— WHAT NEEDS TO BE DONE —
An exact restatement of every record is required.

(Beginning of SOURCE MATERIAL)

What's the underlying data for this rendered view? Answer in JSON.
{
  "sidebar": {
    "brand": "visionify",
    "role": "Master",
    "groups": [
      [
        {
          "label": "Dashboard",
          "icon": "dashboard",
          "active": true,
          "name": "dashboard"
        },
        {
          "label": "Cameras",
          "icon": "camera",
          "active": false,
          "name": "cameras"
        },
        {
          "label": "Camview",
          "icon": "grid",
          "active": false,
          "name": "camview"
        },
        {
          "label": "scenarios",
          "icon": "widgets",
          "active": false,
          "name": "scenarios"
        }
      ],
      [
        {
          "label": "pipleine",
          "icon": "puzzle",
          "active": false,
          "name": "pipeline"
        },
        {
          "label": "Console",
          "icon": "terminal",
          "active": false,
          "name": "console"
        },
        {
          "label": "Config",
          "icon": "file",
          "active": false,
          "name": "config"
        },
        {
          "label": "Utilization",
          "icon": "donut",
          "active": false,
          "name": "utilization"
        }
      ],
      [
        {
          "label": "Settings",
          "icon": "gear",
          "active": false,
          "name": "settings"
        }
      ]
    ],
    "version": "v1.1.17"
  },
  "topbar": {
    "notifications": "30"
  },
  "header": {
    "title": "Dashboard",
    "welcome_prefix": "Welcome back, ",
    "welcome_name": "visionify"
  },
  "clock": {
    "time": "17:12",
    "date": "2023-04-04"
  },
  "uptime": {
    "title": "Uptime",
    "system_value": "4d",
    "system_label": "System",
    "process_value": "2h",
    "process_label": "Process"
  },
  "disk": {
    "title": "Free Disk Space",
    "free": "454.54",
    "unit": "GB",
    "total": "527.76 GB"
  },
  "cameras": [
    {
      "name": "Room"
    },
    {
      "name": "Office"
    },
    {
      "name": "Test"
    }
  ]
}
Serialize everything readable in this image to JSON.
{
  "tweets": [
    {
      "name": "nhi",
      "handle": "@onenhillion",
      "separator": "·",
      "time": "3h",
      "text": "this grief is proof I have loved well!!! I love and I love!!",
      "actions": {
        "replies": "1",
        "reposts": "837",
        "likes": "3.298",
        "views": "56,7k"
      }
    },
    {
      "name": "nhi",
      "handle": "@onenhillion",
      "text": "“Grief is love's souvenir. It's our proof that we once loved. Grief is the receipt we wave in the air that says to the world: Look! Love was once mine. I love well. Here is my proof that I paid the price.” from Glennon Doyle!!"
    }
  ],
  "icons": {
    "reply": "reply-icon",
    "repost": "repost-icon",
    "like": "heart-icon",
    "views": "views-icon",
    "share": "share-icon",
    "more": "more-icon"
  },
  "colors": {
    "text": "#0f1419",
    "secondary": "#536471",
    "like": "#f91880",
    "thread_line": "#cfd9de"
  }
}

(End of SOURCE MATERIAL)

— RESULT FOR THIS TASK —
What's the underlying data for this rendered view? Answer in JSON.
{
  "sidebar": {
    "brand": "visionify",
    "role": "Master",
    "groups": [
      [
        {
          "label": "Dashboard",
          "icon": "dashboard",
          "active": true,
          "name": "dashboard"
        },
        {
          "label": "Cameras",
          "icon": "camera",
          "active": false,
          "name": "cameras"
        },
        {
          "label": "Camview",
          "icon": "grid",
          "active": false,
          "name": "camview"
        },
        {
          "label": "scenarios",
          "icon": "widgets",
          "active": false,
          "name": "scenarios"
        }
      ],
      [
        {
          "label": "pipleine",
          "icon": "puzzle",
          "active": false,
          "name": "pipeline"
        },
        {
          "label": "Console",
          "icon": "terminal",
          "active": false,
          "name": "console"
        },
        {
          "label": "Config",
          "icon": "file",
          "active": false,
          "name": "config"
        },
        {
          "label": "Utilization",
          "icon": "donut",
          "active": false,
          "name": "utilization"
        }
      ],
      [
        {
          "label": "Settings",
          "icon": "gear",
          "active": false,
          "name": "settings"
        }
      ]
    ],
    "version": "v1.1.17"
  },
  "topbar": {
    "notifications": "30"
  },
  "header": {
    "title": "Dashboard",
    "welcome_prefix": "Welcome back, ",
    "welcome_name": "visionify"
  },
  "clock": {
    "time": "17:12",
    "date": "2023-04-04"
  },
  "uptime": {
    "title": "Uptime",
    "system_value": "4d",
    "system_label": "System",
    "process_value": "2h",
    "process_label": "Process"
  },
  "disk": {
    "title": "Free Disk Space",
    "free": "454.54",
    "unit": "GB",
    "total": "527.76 GB"
  },
  "cameras": [
    {
      "name": "Room"
    },
    {
      "name": "Office"
    },
    {
      "name": "Test"
    }
  ]
}
Serialize everything readable in this image to JSON.
{
  "tweets": [
    {
      "name": "nhi",
      "handle": "@onenhillion",
      "separator": "·",
      "time": "3h",
      "text": "this grief is proof I have loved well!!! I love and I love!!",
      "actions": {
        "replies": "1",
        "reposts": "837",
        "likes": "3.298",
        "views": "56,7k"
      }
    },
    {
      "name": "nhi",
      "handle": "@onenhillion",
      "text": "“Grief is love's souvenir. It's our proof that we once loved. Grief is the receipt we wave in the air that says to the world: Look! Love was once mine. I love well. Here is my proof that I paid the price.” from Glennon Doyle!!"
    }
  ],
  "icons": {
    "reply": "reply-icon",
    "repost": "repost-icon",
    "like": "heart-icon",
    "views": "views-icon",
    "share": "share-icon",
    "more": "more-icon"
  },
  "colors": {
    "text": "#0f1419",
    "secondary": "#536471",
    "like": "#f91880",
    "thread_line": "#cfd9de"
  }
}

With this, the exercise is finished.